| Exercise instructions |
The full set of entries below must be returned exactly as shown.

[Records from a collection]
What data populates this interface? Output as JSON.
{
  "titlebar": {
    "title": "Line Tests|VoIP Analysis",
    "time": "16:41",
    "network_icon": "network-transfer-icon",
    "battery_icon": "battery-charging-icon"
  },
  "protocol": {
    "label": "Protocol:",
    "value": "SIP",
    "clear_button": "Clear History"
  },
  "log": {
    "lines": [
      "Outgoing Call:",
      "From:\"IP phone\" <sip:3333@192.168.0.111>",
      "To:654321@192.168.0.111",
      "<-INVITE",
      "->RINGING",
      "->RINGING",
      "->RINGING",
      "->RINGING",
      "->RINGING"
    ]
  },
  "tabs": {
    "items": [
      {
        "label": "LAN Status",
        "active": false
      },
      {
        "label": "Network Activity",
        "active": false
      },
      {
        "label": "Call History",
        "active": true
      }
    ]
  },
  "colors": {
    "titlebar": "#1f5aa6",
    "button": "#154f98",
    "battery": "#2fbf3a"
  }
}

| Expected answer |
What data populates this interface? Output as JSON.
{
  "titlebar": {
    "title": "Line Tests|VoIP Analysis",
    "time": "16:41",
    "network_icon": "network-transfer-icon",
    "battery_icon": "battery-charging-icon"
  },
  "protocol": {
    "label": "Protocol:",
    "value": "SIP",
    "clear_button": "Clear History"
  },
  "log": {
    "lines": [
      "Outgoing Call:",
      "From:\"IP phone\" <sip:3333@192.168.0.111>",
      "To:654321@192.168.0.111",
      "<-INVITE",
      "->RINGING",
      "->RINGING",
      "->RINGING",
      "->RINGING",
      "->RINGING"
    ]
  },
  "tabs": {
    "items": [
      {
        "label": "LAN Status",
        "active": false
      },
      {
        "label": "Network Activity",
        "active": false
      },
      {
        "label": "Call History",
        "active": true
      }
    ]
  },
  "colors": {
    "titlebar": "#1f5aa6",
    "button": "#154f98",
    "battery": "#2fbf3a"
  }
}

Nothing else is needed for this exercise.